collection by ensuring continuity of care by seeing that specific policies are being
This committee should appoint an individual to
work with the collection: an archivist, curator, director,
librarian or other person who will be responsible for carrying out necessary
activities. This person should have a basic understanding of
archival principles. Depending on the scale of the program, this
position could be filled by a teacher or librarian on a part-time
basis. It could also be done by a community volunteer.
The best source of volunteers may be the school's retired
teachers, administrators, and other staff. They are familiar with
the institution and a part of its history.
Both volunteers and students can perform a multitude of tasks:
cataloging, indexing publications, preparing exhibits, inputting
data, and doing research.
Policies are a form of institutional memory, helping
keep programs coherent and while assisting individuals to see the
big picture. Policies should be written to govern what the
archives will collect, how it will collect, who will use the
information under what circumstances, and how materials will
be removed from the collection.
One way to integrate an archives program into a school's
management is for it to be part of the school's Record Management
Plan. If this approach is used, the Records Management Plan
should include policies for managing the archives.
If the archives is not a part of the Records Management Plan, there
are several other policies that could be considered.
First, an Enabling Resolution passed by the school board to establish the archives through a public statement of record.
This resolution gives the archives legitimacy and communicates
Second, a Mission Statement sets out the scope and rationale
for the archives and its activities in identifying, preserving,
administering, and using historical materials. Such a statement
defines the archives' purpose and makes planning and development
Third, the Collections Policy Statement provides more detailed
procedures for each clause in the Mission Statement. This
statement defines various responsibilities, establishes the
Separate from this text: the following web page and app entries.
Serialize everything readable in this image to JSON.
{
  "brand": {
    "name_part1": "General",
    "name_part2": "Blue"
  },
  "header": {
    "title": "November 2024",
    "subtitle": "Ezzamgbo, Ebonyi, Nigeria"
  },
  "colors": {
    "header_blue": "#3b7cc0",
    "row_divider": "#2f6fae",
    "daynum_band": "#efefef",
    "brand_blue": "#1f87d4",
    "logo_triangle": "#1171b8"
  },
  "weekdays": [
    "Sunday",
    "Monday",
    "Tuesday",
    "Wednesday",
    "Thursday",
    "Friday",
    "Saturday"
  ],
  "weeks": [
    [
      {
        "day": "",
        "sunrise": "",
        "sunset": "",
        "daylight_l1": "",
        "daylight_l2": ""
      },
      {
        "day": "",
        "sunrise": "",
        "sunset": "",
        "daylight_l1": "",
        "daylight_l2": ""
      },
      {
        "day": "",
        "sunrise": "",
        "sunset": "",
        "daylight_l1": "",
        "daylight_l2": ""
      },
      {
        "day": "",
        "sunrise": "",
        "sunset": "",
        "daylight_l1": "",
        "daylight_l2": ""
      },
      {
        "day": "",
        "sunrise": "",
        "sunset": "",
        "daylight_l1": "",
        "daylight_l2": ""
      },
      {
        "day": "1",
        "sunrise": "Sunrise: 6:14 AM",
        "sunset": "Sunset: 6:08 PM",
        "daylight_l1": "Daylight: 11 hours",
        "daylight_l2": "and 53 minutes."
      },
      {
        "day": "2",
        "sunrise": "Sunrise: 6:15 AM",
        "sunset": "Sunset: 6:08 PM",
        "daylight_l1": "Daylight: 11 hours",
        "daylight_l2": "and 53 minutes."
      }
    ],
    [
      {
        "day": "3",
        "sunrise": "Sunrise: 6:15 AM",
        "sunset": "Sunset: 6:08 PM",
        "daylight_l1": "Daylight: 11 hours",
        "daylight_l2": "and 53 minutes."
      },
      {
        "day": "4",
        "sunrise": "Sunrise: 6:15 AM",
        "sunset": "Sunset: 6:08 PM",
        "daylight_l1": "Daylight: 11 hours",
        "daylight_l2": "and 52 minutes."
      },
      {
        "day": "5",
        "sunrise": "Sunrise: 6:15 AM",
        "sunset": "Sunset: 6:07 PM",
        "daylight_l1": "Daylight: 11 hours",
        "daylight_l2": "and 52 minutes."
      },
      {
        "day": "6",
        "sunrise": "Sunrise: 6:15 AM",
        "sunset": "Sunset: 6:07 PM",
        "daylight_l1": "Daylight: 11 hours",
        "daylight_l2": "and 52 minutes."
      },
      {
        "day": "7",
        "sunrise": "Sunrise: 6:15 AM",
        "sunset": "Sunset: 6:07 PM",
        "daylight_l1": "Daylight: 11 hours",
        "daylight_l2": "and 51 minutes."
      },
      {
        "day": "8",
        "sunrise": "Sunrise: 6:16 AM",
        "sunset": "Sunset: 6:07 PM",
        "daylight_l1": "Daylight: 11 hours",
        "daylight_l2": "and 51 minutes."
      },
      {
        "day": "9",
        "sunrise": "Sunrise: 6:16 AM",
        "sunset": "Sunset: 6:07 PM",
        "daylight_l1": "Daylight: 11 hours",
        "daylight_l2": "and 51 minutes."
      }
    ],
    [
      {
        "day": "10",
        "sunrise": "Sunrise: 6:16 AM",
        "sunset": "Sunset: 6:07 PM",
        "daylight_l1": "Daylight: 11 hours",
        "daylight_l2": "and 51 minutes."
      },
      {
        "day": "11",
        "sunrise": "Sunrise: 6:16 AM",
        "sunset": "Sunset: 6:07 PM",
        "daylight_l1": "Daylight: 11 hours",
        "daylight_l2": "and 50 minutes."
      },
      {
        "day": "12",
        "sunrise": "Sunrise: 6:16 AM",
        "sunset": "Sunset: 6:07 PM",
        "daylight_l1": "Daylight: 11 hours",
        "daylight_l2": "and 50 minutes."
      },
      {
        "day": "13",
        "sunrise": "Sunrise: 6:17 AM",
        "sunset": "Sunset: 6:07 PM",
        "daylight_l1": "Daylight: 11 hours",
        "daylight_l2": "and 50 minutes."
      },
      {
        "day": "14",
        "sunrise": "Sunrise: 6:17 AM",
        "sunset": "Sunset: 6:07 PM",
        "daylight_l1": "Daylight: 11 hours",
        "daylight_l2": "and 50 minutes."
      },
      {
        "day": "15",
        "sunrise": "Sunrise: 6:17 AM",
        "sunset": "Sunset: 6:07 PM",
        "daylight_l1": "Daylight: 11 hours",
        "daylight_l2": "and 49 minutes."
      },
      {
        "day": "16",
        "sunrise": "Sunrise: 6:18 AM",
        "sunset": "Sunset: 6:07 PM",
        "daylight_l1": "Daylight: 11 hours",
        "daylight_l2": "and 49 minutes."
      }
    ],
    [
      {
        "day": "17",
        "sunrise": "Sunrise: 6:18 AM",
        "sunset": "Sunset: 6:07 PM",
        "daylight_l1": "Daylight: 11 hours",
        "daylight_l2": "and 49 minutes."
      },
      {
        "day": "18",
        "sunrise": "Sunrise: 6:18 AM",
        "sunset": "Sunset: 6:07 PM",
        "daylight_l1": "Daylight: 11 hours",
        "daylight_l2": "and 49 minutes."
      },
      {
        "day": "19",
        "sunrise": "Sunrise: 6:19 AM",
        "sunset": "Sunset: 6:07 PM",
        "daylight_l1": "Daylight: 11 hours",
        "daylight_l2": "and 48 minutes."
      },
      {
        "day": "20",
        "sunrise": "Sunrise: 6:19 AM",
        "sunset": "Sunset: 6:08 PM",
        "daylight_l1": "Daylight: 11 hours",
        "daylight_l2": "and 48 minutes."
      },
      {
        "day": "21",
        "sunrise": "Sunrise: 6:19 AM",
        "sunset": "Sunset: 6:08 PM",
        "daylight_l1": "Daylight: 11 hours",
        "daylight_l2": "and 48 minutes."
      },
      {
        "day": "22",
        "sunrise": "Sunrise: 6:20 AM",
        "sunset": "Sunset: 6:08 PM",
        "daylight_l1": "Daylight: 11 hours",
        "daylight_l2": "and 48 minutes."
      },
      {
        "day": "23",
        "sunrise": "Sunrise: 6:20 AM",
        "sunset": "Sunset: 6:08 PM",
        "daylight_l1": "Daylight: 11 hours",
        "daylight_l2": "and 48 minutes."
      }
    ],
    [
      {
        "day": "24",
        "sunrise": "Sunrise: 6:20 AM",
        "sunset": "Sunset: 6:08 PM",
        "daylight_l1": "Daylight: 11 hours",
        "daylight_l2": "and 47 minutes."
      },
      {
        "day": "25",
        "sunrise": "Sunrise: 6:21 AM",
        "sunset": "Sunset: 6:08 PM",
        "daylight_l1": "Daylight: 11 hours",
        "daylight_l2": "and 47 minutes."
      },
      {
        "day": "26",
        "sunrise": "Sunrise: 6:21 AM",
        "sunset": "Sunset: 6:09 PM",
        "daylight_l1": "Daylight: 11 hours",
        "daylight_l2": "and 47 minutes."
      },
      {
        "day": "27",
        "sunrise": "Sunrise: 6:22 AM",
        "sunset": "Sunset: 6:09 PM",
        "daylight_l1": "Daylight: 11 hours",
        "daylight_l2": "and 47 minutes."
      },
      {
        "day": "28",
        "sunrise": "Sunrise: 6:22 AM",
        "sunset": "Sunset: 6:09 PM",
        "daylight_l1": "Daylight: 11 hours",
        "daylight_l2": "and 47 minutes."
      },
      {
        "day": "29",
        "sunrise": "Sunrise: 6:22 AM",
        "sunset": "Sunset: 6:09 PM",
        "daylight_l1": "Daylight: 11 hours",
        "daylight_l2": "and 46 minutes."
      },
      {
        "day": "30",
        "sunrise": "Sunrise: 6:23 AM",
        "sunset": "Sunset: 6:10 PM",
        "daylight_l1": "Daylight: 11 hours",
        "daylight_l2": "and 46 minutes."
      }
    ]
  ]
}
limits of the collection as well as describing the methods of
collecting, preserving, and removing materials.
statements may also be useful.
For example, a Collections Policy Manual can define the
Collection Policy Statement by detailing the procedures for
handling the collection. Written procedures provide a
step-by-step plan for handling each acquisition to ensure
continuity and standard practices in managing the collection.
A Strategic Plan can be based on the Mission Statement to give
direction to the archives in one-, three-, or five-year increments.
This plan can establish the current and future goals and direction
of the archives.
An Access Policy determines how the collections will be used
and by whom and under what circumstances.
An Accessions Register is a permanent record of all materials
added to the collection. It lists the donor or department, the
items entered into the collection, and it assigns a unique
control number to the item.
Online Photographic Archives